(DESCRIPTION OF THE TASK): Among the lines below, which ones contain the word "JSON"? Copy every such line.

(DATA):
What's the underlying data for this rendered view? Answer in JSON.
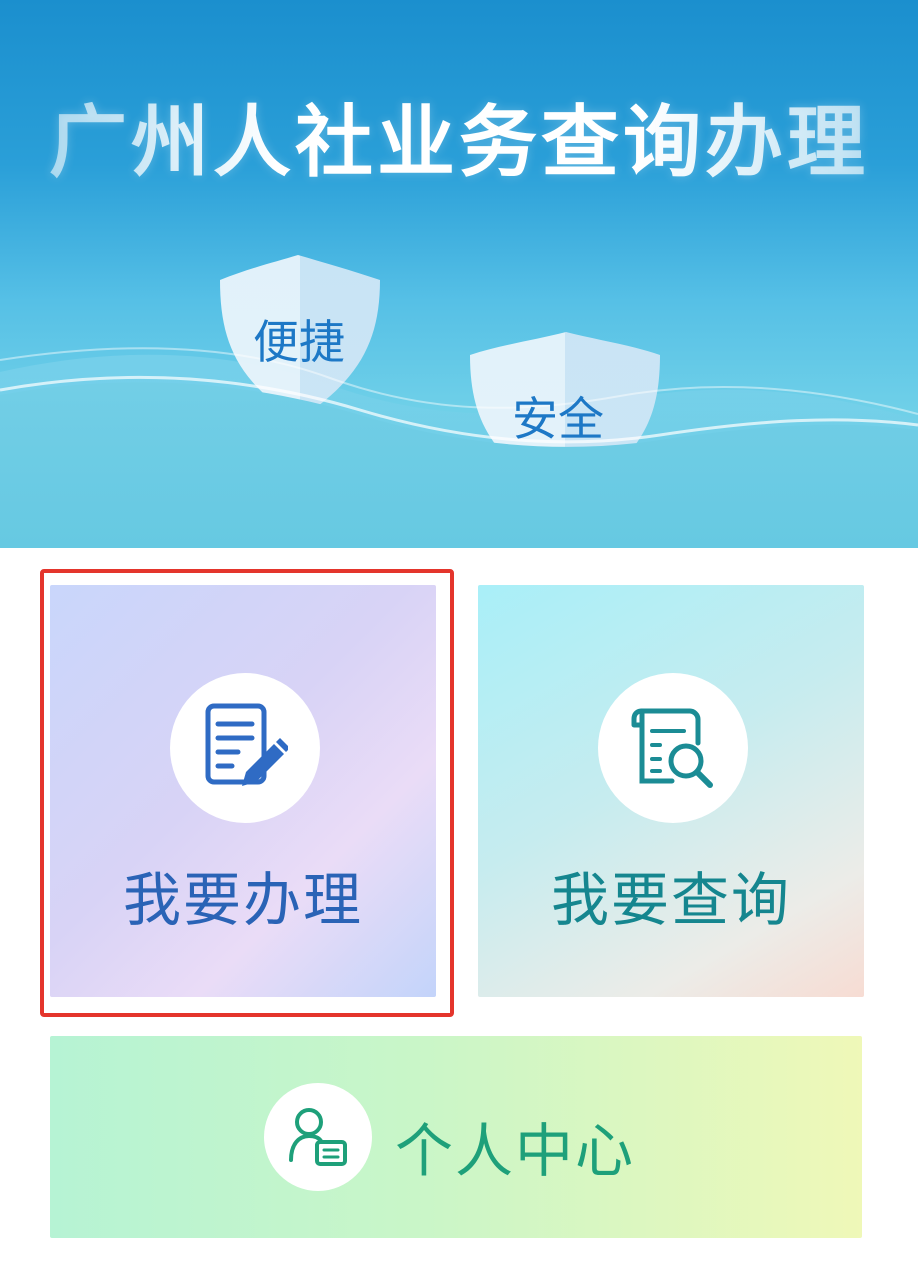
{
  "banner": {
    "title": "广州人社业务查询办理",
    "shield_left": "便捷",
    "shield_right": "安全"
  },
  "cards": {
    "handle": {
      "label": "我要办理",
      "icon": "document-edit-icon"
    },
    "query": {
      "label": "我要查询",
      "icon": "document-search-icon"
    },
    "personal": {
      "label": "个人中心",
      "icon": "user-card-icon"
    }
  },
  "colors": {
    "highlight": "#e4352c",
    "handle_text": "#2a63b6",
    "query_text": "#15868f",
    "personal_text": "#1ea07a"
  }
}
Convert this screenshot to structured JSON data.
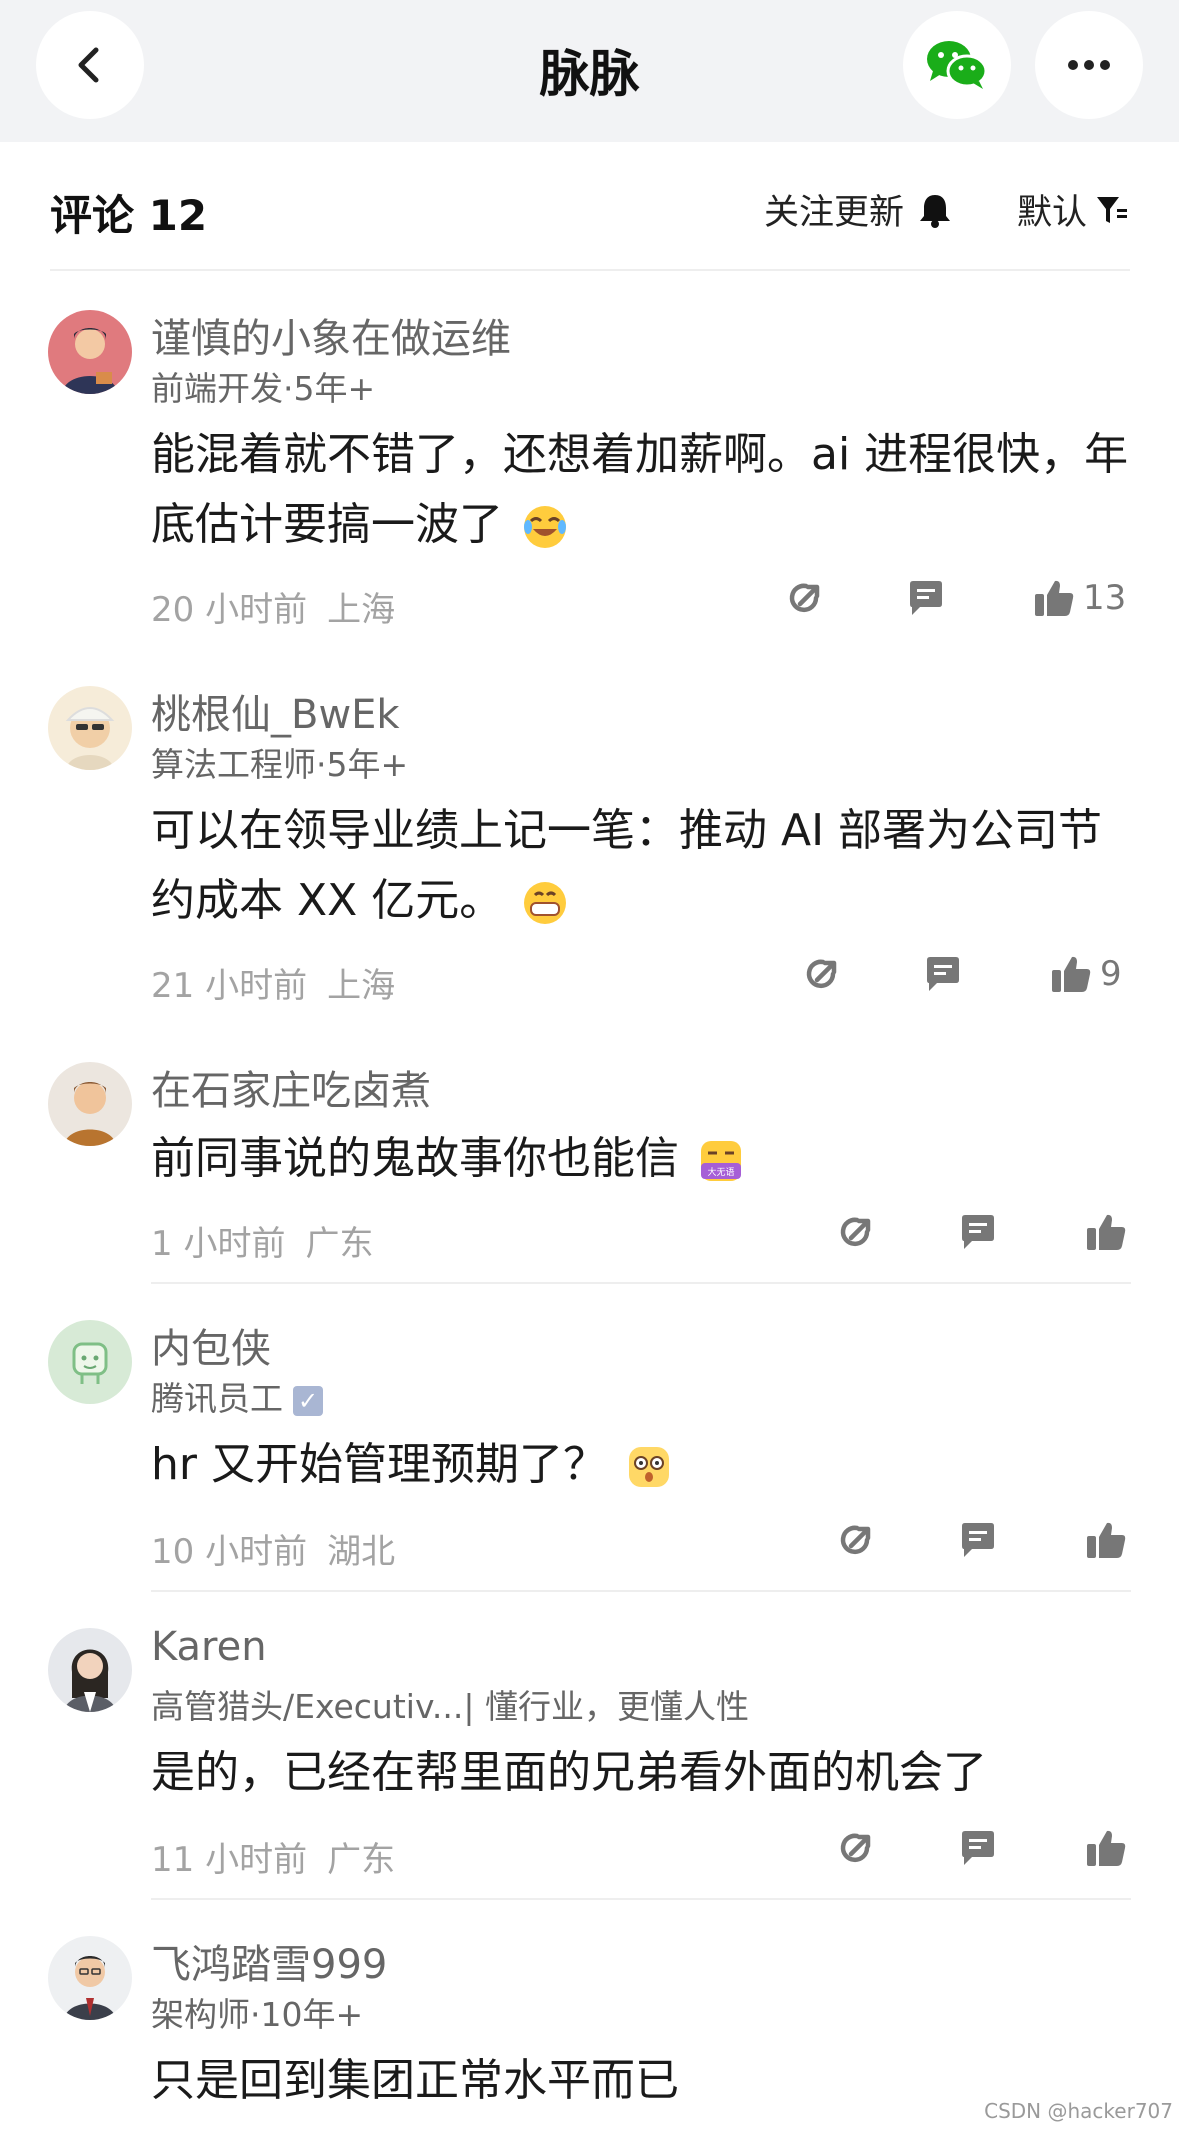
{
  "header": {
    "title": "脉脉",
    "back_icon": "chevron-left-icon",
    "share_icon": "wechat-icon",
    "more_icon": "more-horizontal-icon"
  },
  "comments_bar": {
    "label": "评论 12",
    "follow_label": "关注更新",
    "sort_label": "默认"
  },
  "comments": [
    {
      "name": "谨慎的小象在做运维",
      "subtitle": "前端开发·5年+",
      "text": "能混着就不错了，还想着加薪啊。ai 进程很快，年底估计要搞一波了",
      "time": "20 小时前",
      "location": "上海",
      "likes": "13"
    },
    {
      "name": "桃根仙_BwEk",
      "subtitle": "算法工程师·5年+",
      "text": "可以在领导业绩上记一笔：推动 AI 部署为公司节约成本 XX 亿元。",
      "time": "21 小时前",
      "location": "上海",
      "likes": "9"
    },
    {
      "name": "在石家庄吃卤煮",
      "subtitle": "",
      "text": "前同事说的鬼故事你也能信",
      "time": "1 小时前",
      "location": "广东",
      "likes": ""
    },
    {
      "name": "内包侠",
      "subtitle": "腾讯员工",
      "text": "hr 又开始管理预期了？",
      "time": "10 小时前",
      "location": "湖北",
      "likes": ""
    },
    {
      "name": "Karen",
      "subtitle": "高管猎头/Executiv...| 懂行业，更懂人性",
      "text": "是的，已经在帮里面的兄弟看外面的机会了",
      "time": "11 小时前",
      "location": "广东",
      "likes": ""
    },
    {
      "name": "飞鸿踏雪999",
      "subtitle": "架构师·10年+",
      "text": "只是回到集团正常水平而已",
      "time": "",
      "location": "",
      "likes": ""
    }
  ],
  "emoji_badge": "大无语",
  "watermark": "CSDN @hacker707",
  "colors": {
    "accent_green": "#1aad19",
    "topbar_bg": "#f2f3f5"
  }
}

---

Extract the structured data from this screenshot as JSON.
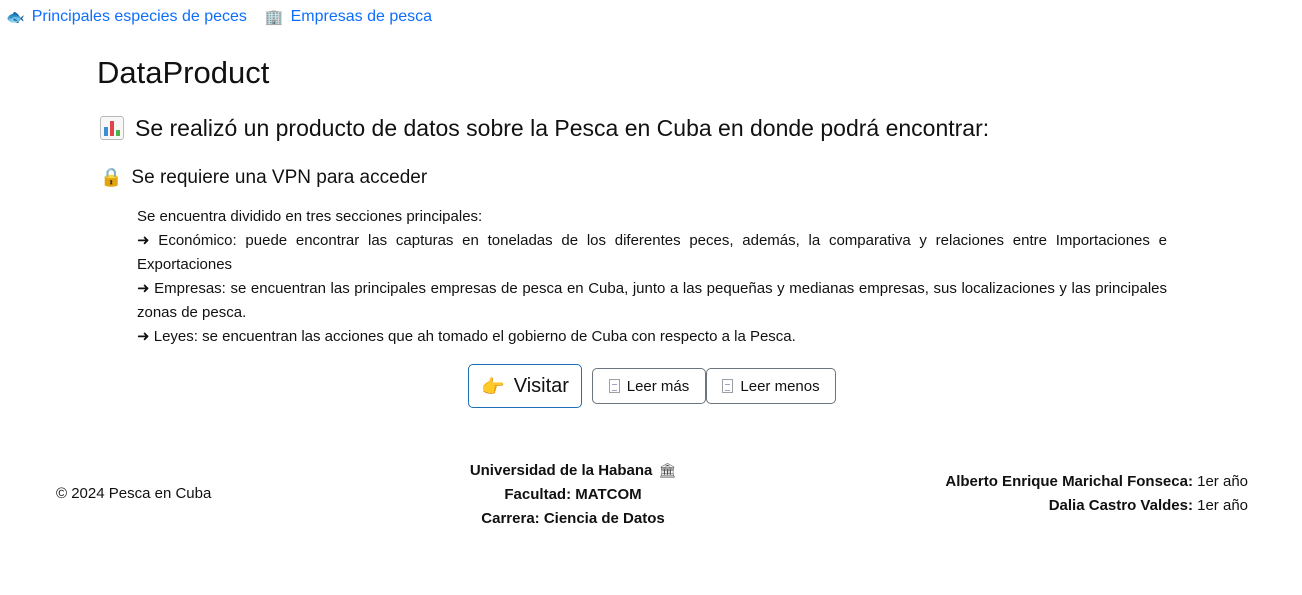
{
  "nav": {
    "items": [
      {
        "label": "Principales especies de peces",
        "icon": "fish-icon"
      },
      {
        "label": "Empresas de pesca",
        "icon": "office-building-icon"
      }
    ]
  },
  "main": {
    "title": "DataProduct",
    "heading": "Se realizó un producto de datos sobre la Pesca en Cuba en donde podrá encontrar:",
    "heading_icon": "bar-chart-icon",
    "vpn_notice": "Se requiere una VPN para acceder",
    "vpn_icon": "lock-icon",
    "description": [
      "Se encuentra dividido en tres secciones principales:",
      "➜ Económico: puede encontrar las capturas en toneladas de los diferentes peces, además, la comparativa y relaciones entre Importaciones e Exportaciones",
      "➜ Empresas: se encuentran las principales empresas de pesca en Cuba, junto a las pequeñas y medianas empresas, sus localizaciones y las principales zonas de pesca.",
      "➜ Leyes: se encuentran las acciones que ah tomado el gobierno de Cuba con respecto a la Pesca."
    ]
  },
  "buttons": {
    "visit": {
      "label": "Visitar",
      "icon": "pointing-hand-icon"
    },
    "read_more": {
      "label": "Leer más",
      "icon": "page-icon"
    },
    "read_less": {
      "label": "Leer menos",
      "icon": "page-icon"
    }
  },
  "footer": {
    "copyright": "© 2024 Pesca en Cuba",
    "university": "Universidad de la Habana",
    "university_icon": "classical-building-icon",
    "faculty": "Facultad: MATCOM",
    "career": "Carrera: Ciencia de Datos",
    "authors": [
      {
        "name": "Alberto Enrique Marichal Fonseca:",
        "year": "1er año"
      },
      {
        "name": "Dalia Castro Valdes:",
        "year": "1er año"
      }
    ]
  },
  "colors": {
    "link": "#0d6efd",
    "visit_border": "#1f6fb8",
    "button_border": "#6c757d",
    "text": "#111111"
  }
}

(SOLUTION BELOW):
What's the underlying data for this rendered view? Answer in JSON.
Convert this screenshot to structured JSON data.
Extract the structured data from this screenshot as JSON.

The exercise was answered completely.